“We have a very large generator at the office that we needed to keep running during the storm in case people at the county facilities lost power and had to move to our facility,” said Linda Seals, director of UF/IFAS Extension Brevard County.
Seals’ staff weren’t the only ones hard at work helping residents and emergency personnel weather the storm. From housing evacuated livestock to manning the phones at local emergency operations centers, UF/IFAS Extension faculty across the state put in many long hours and a few sleepless nights keeping people safe and informed.
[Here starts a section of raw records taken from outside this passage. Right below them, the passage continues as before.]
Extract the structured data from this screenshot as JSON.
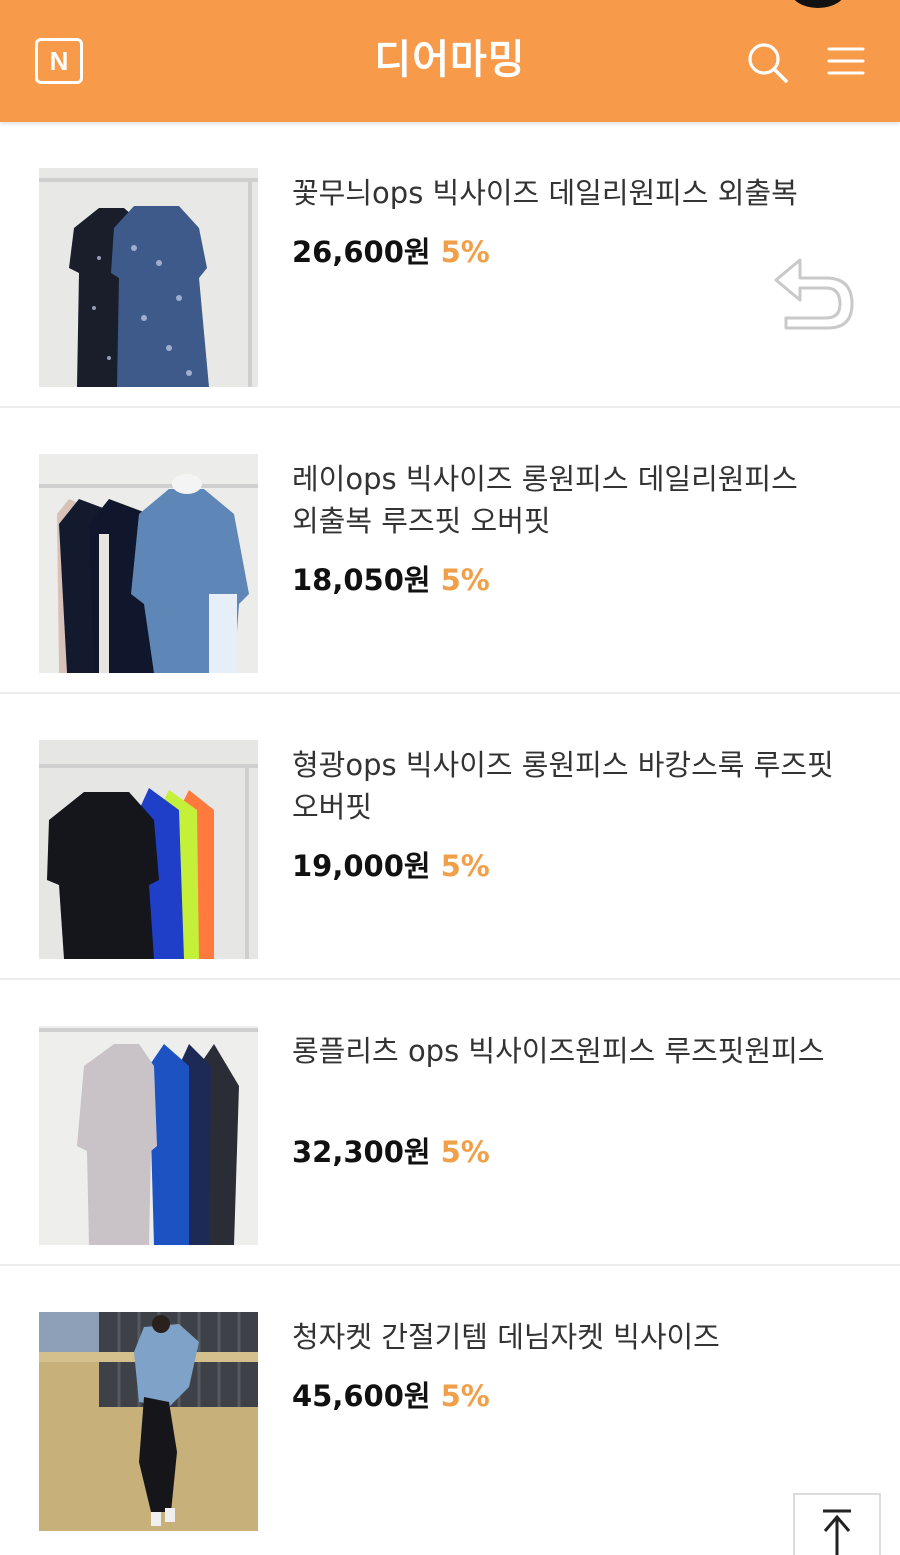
{
  "header": {
    "logo_letter": "N",
    "title": "디어마밍",
    "accent_color": "#f79a4a"
  },
  "products": [
    {
      "name": "꽃무늬ops 빅사이즈 데일리원피스 외출복",
      "price": "26,600원",
      "discount": "5%"
    },
    {
      "name": "레이ops 빅사이즈 롱원피스 데일리원피스 외출복 루즈핏 오버핏",
      "price": "18,050원",
      "discount": "5%"
    },
    {
      "name": "형광ops 빅사이즈 롱원피스 바캉스룩 루즈핏 오버핏",
      "price": "19,000원",
      "discount": "5%"
    },
    {
      "name": "롱플리츠 ops 빅사이즈원피스 루즈핏원피스",
      "price": "32,300원",
      "discount": "5%"
    },
    {
      "name": "청자켓 간절기템 데님자켓 빅사이즈",
      "price": "45,600원",
      "discount": "5%"
    }
  ],
  "icons": {
    "logo": "naver-logo-icon",
    "search": "search-icon",
    "menu": "hamburger-menu-icon",
    "back": "back-arrow-icon",
    "top": "scroll-to-top-icon"
  }
}
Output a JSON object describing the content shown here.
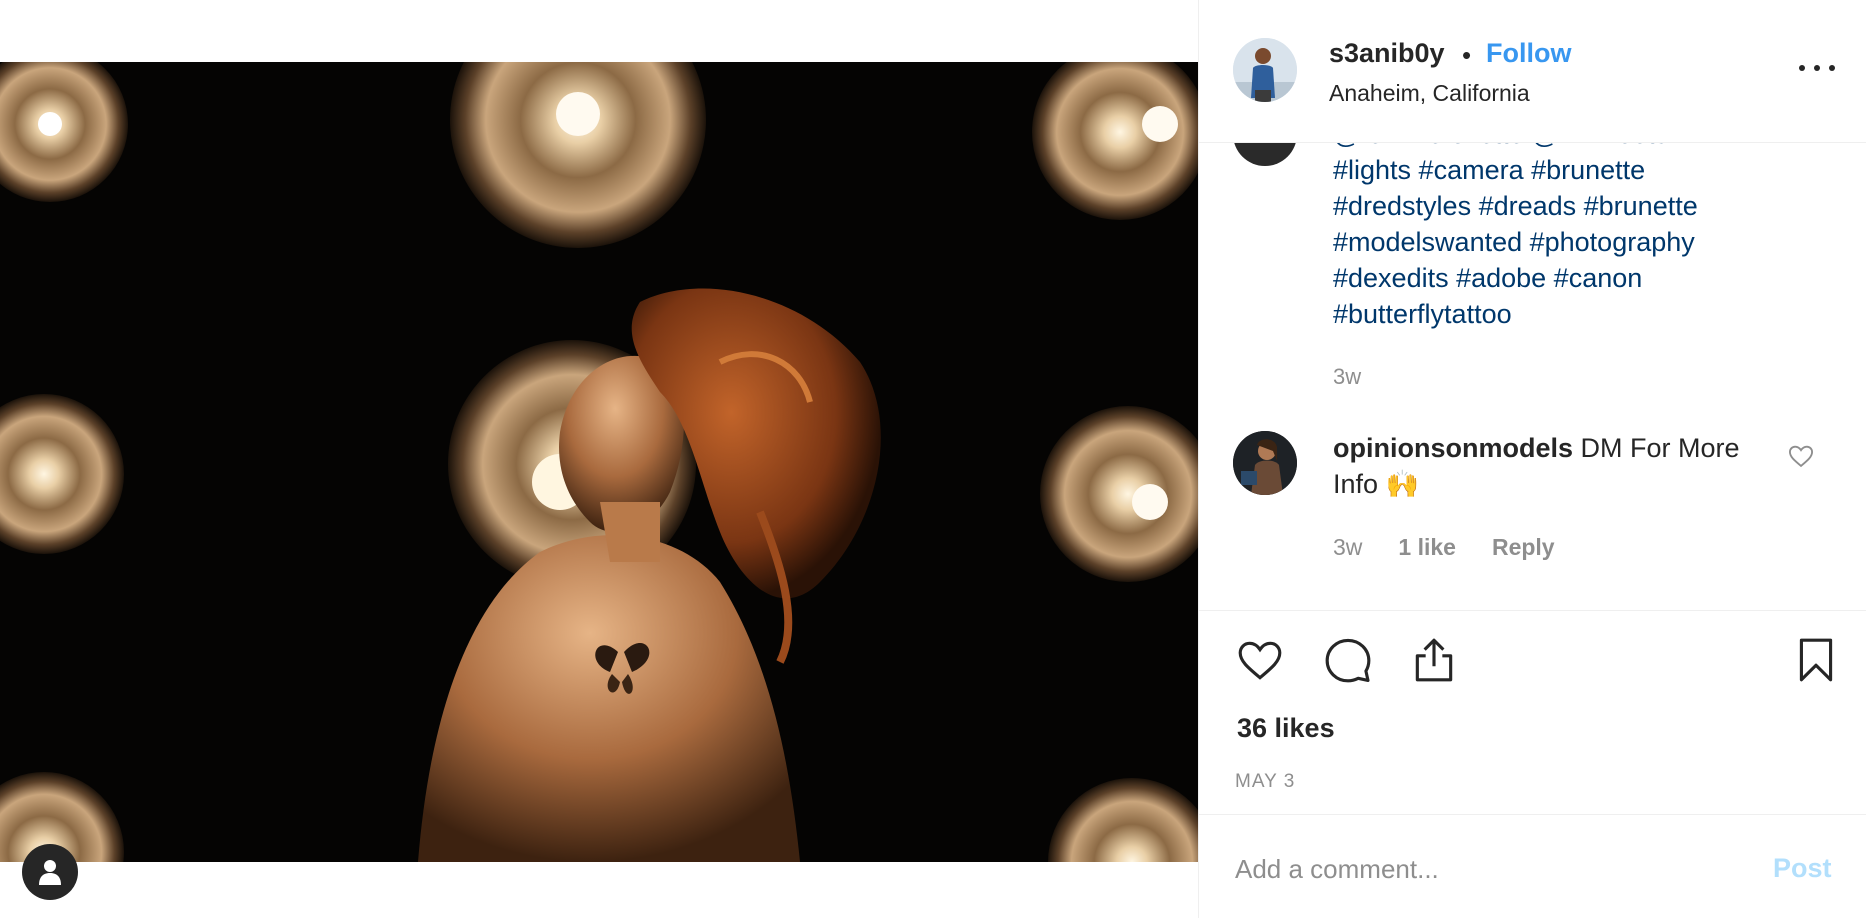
{
  "post": {
    "owner": {
      "username": "s3anib0y",
      "separator": "•",
      "follow_label": "Follow",
      "location": "Anaheim, California",
      "avatar_icon": "user-photo-avatar"
    },
    "more_icon": "more-options-icon",
    "caption": {
      "clipped_line": "@femmefoxette @im.meets",
      "lines": [
        "#lights #camera #brunette",
        "#dredstyles #dreads #brunette",
        "#modelswanted #photography",
        "#dexedits #adobe #canon",
        "#butterflytattoo"
      ],
      "time": "3w"
    },
    "comments": [
      {
        "username": "opinionsonmodels",
        "text": "DM For More Info 🙌",
        "time": "3w",
        "likes": "1 like",
        "reply_label": "Reply"
      }
    ],
    "likes": "36 likes",
    "date": "MAY 3",
    "add_comment": {
      "placeholder": "Add a comment...",
      "post_label": "Post"
    }
  },
  "colors": {
    "link_blue": "#3897f0",
    "hashtag_blue": "#00376b",
    "secondary_text": "#8e8e8e",
    "post_disabled": "#b2dffc",
    "divider": "#efefef",
    "photo_background": "#050403"
  }
}
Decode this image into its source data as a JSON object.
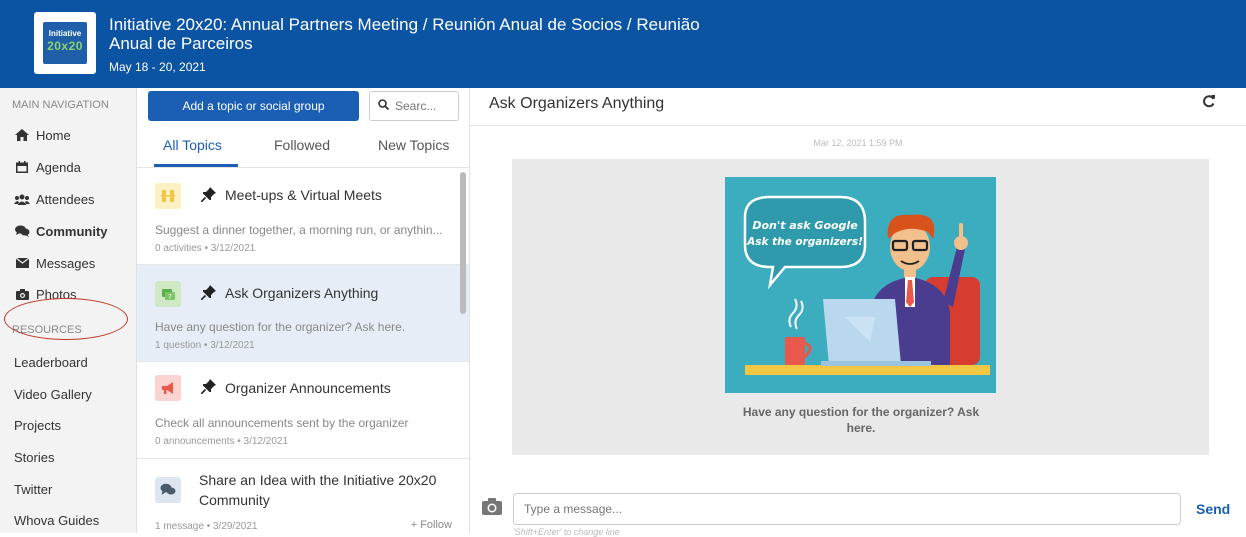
{
  "header": {
    "logo_line1": "Initiative",
    "logo_line2": "20x20",
    "title": "Initiative 20x20: Annual Partners Meeting / Reunión Anual de Socios / Reunião Anual de Parceiros",
    "date": "May 18 - 20, 2021",
    "background": "#0b53a3"
  },
  "sidebar": {
    "main_nav_label": "MAIN NAVIGATION",
    "nav_items": [
      {
        "label": "Home",
        "icon": "home-icon"
      },
      {
        "label": "Agenda",
        "icon": "calendar-icon"
      },
      {
        "label": "Attendees",
        "icon": "users-icon"
      },
      {
        "label": "Community",
        "icon": "chat-icon",
        "active": true
      },
      {
        "label": "Messages",
        "icon": "envelope-icon"
      },
      {
        "label": "Photos",
        "icon": "camera-icon"
      }
    ],
    "resources_label": "RESOURCES",
    "resource_items": [
      "Leaderboard",
      "Video Gallery",
      "Projects",
      "Stories",
      "Twitter",
      "Whova Guides"
    ]
  },
  "topics": {
    "add_button": "Add a topic or social group",
    "search_placeholder": "Searc...",
    "tabs": [
      "All Topics",
      "Followed",
      "New Topics"
    ],
    "active_tab": 0,
    "items": [
      {
        "title": "Meet-ups & Virtual Meets",
        "desc": "Suggest a dinner together, a morning run, or anythin...",
        "meta": "0 activities • 3/12/2021",
        "pinned": true,
        "icon": "meetup-icon"
      },
      {
        "title": "Ask Organizers Anything",
        "desc": "Have any question for the organizer? Ask here.",
        "meta": "1 question • 3/12/2021",
        "pinned": true,
        "icon": "question-icon",
        "selected": true
      },
      {
        "title": "Organizer Announcements",
        "desc": "Check all announcements sent by the organizer",
        "meta": "0 announcements • 3/12/2021",
        "pinned": true,
        "icon": "megaphone-icon"
      },
      {
        "title_line1": "Share an Idea with the Initiative 20x20",
        "title_line2": "Community",
        "meta": "1 message • 3/29/2021",
        "follow": "+ Follow",
        "icon": "chat-bubble-icon"
      }
    ]
  },
  "chat": {
    "title": "Ask Organizers Anything",
    "timestamp": "Mar 12, 2021 1:59 PM",
    "bubble_line1": "Don't ask Google",
    "bubble_line2": "Ask the organizers!",
    "caption": "Have any question for the organizer? Ask here.",
    "input_placeholder": "Type a message...",
    "send_label": "Send",
    "hint": "'Shift+Enter' to change line"
  },
  "colors": {
    "accent": "#1a5fb4",
    "highlight_circle": "#c0392b",
    "image_bg": "#3badbf"
  }
}
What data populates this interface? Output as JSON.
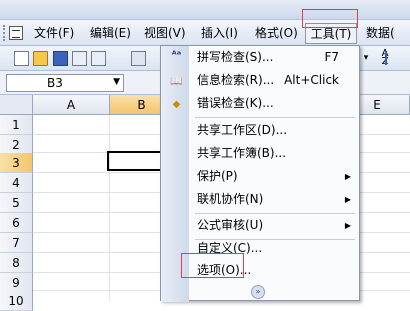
{
  "menubar": {
    "file": "文件(F)",
    "edit": "编辑(E)",
    "view": "视图(V)",
    "insert": "插入(I)",
    "format": "格式(O)",
    "tools": "工具(T)",
    "data": "数据("
  },
  "formula_bar": {
    "name_box": "B3",
    "dropdown_arrow": "▼"
  },
  "sheet": {
    "columns": [
      "A",
      "B",
      "E"
    ],
    "rows": [
      "1",
      "2",
      "3",
      "4",
      "5",
      "6",
      "7",
      "8",
      "9",
      "10"
    ],
    "selected_cell": "B3"
  },
  "tools_menu": {
    "items": [
      {
        "label": "拼写检查(S)...",
        "shortcut": "F7"
      },
      {
        "label": "信息检索(R)...",
        "shortcut": "Alt+Click"
      },
      {
        "label": "错误检查(K)..."
      },
      {
        "label": "共享工作区(D)..."
      },
      {
        "label": "共享工作簿(B)..."
      },
      {
        "label": "保护(P)",
        "submenu": true
      },
      {
        "label": "联机协作(N)",
        "submenu": true
      },
      {
        "label": "公式审核(U)",
        "submenu": true
      },
      {
        "label": "自定义(C)..."
      },
      {
        "label": "选项(O)..."
      }
    ],
    "submenu_arrow": "▶",
    "more_glyph": "»"
  },
  "colors": {
    "highlight_box": "#e03c54",
    "selected_header": "#f3c56d"
  }
}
“We serve 20 million Floridians year-round in our day jobs, but in a crisis we work 24/7 to help those most in need” said Jack Payne, UF senior vice president for agriculture and natural resources. “We demonstrated all weekend long how much we value our relationships. Our actions told our communities that this isn’t just a job to us. This was about helping friends, neighbors and community members.”